Grin: What? Are you crazy? These will be much better as a whole booklet. Lovers of “Advertising from the Golden Age”, the 1920s and 30s, will be delighted to have these in their collection.
Pick: But check out some of those ads. The artists are top-of-the-line and even the articles, like the one on Will Bradley, is framable! And pictures by Robert Cheveux, Cavarrubias, Will Hollingsworth, Maxfield Parish, these are incredible.
Grin: I just do not have the heart to tear these up. Although, I do agree that the page showing the Erte’ ad for nylon stockings is awesome. I can see it in a period frame, perhaps in a bathroom or on a vanity.
Pick: So I am swaying you, huh? That’s hard to believe since you have that stubborn Austrian gene from your dad.
Grin: Stubborn? My dad and I argued all the time over who was most stubborn and I believe I won (meaning HE was more bull-headed.)
In any case, no, I am not convinced.
Pick: Well, if not separated, what will you do with them? Coffee table books have lost popularity (at least since Kramer had his pop-up book.)
Grin: Well, we have a daughter who loves ephemera and her husband is a “font-lover”, so perhaps they’d like to check them out before we decide what to do.
Pick: Well, how would it be if you listed just one of them on-line. Maybe you’ll get some information on their value or what type of buyer might be inclined to purchase these.
Grin: That sounds perfect for Etsy. It just might work. For once, we have reached a pleasant compromise. Dad would be proud!
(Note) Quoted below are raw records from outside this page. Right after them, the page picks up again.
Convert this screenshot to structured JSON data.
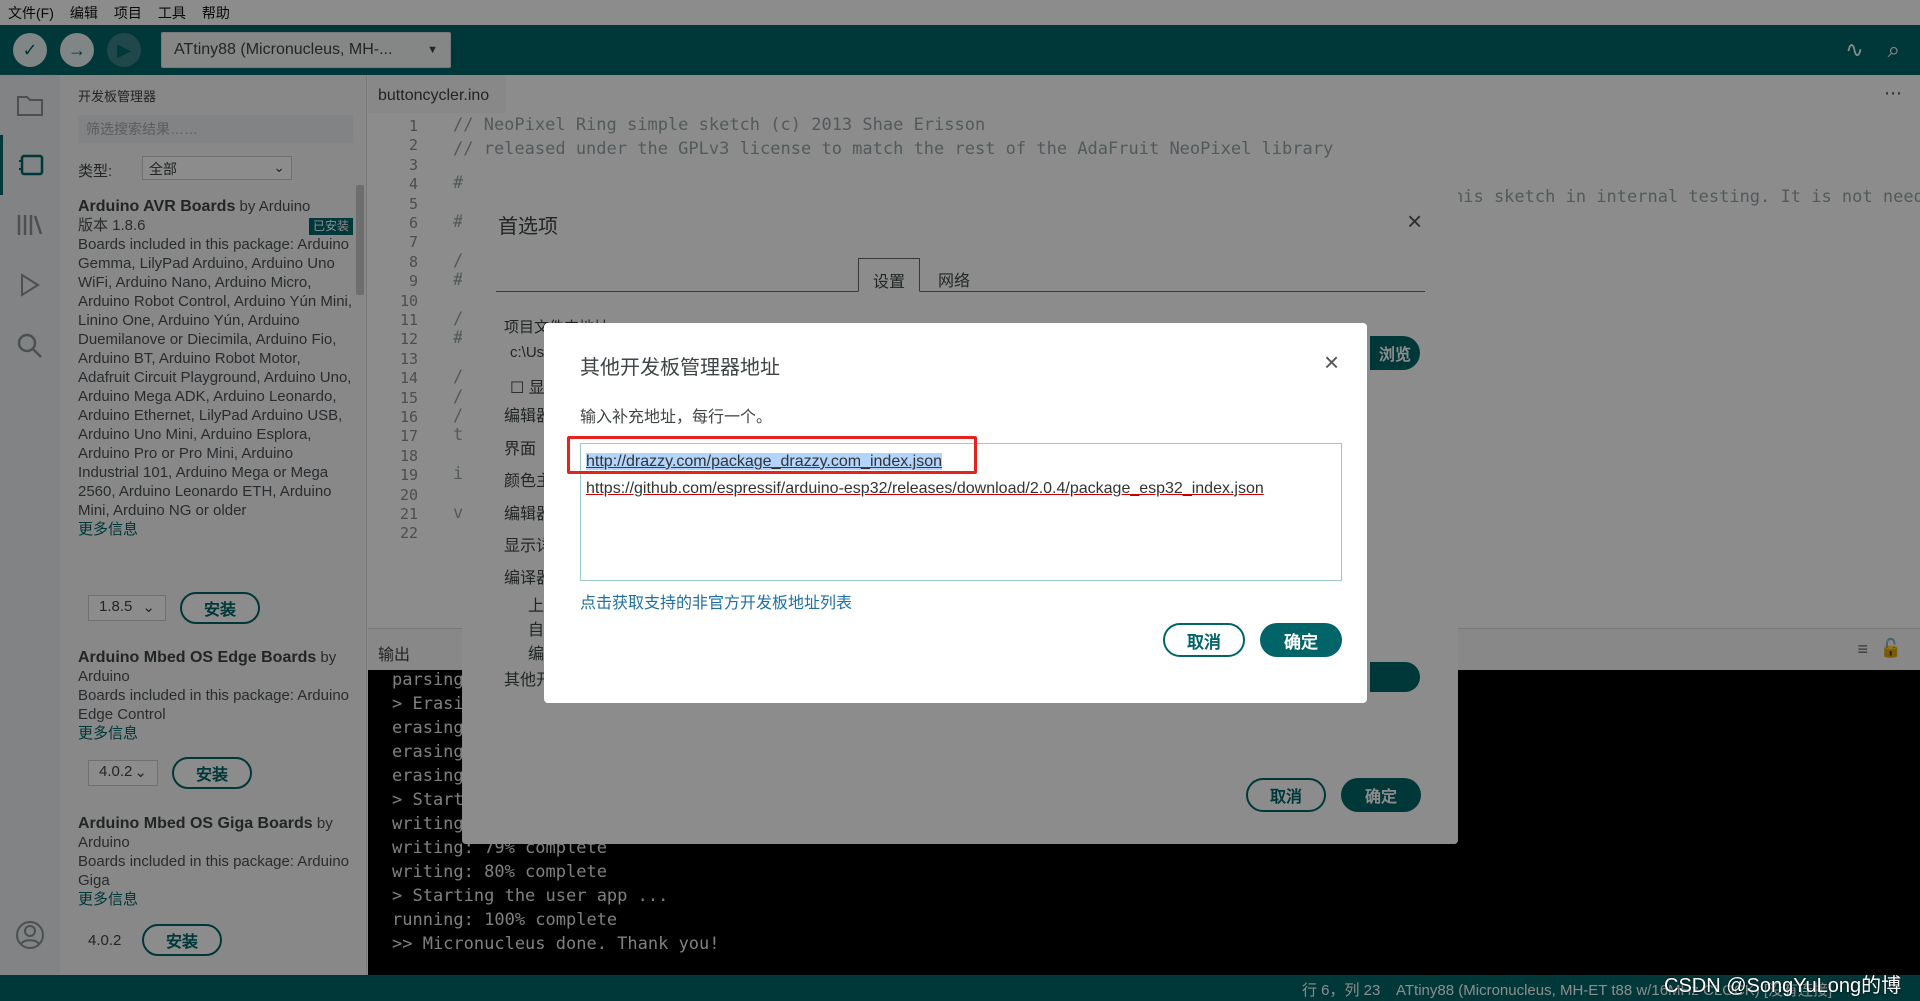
{
  "menu": [
    "文件(F)",
    "编辑",
    "项目",
    "工具",
    "帮助"
  ],
  "toolbar": {
    "verify_icon": "checkmark-icon",
    "upload_icon": "arrow-right-icon",
    "debug_icon": "debug-icon",
    "board": "ATtiny88 (Micronucleus, MH-...",
    "colors": {
      "primary": "#006468",
      "secondary": "#eaf3f3"
    }
  },
  "boards_manager": {
    "title": "开发板管理器",
    "search_placeholder": "筛选搜索结果……",
    "type_label": "类型:",
    "type_value": "全部",
    "cards": [
      {
        "name": "Arduino AVR Boards",
        "by": " by Arduino",
        "version": "版本 1.8.6",
        "badge": "已安装",
        "desc": "Boards included in this package: Arduino Gemma, LilyPad Arduino, Arduino Uno WiFi, Arduino Nano, Arduino Micro, Arduino Robot Control, Arduino Yún Mini, Linino One, Arduino Yún, Arduino Duemilanove or Diecimila, Arduino Fio, Arduino BT, Arduino Robot Motor, Adafruit Circuit Playground, Arduino Uno, Arduino Mega ADK, Arduino Leonardo, Arduino Ethernet, LilyPad Arduino USB, Arduino Uno Mini, Arduino Esplora, Arduino Pro or Pro Mini, Arduino Industrial 101, Arduino Mega or Mega 2560, Arduino Leonardo ETH, Arduino Mini, Arduino NG or older",
        "more": "更多信息",
        "select_version": "1.8.5",
        "action": "安装"
      },
      {
        "name": "Arduino Mbed OS Edge Boards",
        "by": " by Arduino",
        "desc": "Boards included in this package: Arduino Edge Control",
        "more": "更多信息",
        "select_version": "4.0.2",
        "action": "安装"
      },
      {
        "name": "Arduino Mbed OS Giga Boards",
        "by": " by Arduino",
        "desc": "Boards included in this package: Arduino Giga",
        "more": "更多信息",
        "select_version": "4.0.2",
        "action": "安装"
      }
    ]
  },
  "editor": {
    "tab": "buttoncycler.ino",
    "line_numbers": [
      "1",
      "2",
      "3",
      "4",
      "5",
      "6",
      "7",
      "8",
      "9",
      "10",
      "11",
      "12",
      "13",
      "14",
      "15",
      "16",
      "17",
      "18",
      "19",
      "20",
      "21",
      "22"
    ],
    "code": [
      "// NeoPixel Ring simple sketch (c) 2013 Shae Erisson",
      "// released under the GPLv3 license to match the rest of the AdaFruit NeoPixel library"
    ],
    "code_fragment_right": "his sketch in internal testing. It is not needed",
    "code_fragments_left": [
      "#",
      "#",
      "/",
      "#",
      "/",
      "#",
      "/",
      "/",
      "/",
      "t",
      "i",
      "v"
    ]
  },
  "output": {
    "title": "输出",
    "lines": [
      "parsing",
      "> Erasi",
      "erasing",
      "erasing",
      "erasing",
      "> Start",
      "writing",
      "writing: 79% complete",
      "writing: 80% complete",
      "> Starting the user app ...",
      "running: 100% complete",
      ">> Micronucleus done. Thank you!"
    ]
  },
  "status": {
    "position": "行 6，列 23",
    "board": "ATtiny88 (Micronucleus, MH-ET t88 w/16MHz CLOCK) [没有连接]",
    "watermark": "CSDN @SongYuLong的博客"
  },
  "preferences": {
    "title": "首选项",
    "tabs": [
      "设置",
      "网络"
    ],
    "active_tab": "设置",
    "fragments": [
      "项目文件夹地址",
      "c:\\Us",
      "显",
      "编辑器",
      "界面",
      "颜色主",
      "编辑器",
      "显示详",
      "编译器",
      "上",
      "自",
      "编",
      "其他开"
    ],
    "browse": "浏览",
    "cancel": "取消",
    "ok": "确定"
  },
  "additional_urls": {
    "title": "其他开发板管理器地址",
    "description": "输入补充地址，每行一个。",
    "urls": [
      "http://drazzy.com/package_drazzy.com_index.json",
      "https://github.com/espressif/arduino-esp32/releases/download/2.0.4/package_esp32_index.json"
    ],
    "link": "点击获取支持的非官方开发板地址列表",
    "cancel": "取消",
    "ok": "确定",
    "highlight_color": "#e4231e"
  }
}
[Editor’s Note: Westvaco, originally the Piedmont Pulp and Paper Company and then The West Virginia Pulp and Paper Company, became MeadWestvaco when it merged with The Mead Corporation in January, 2002. You can find the first listing of these Westvaco. publications here!]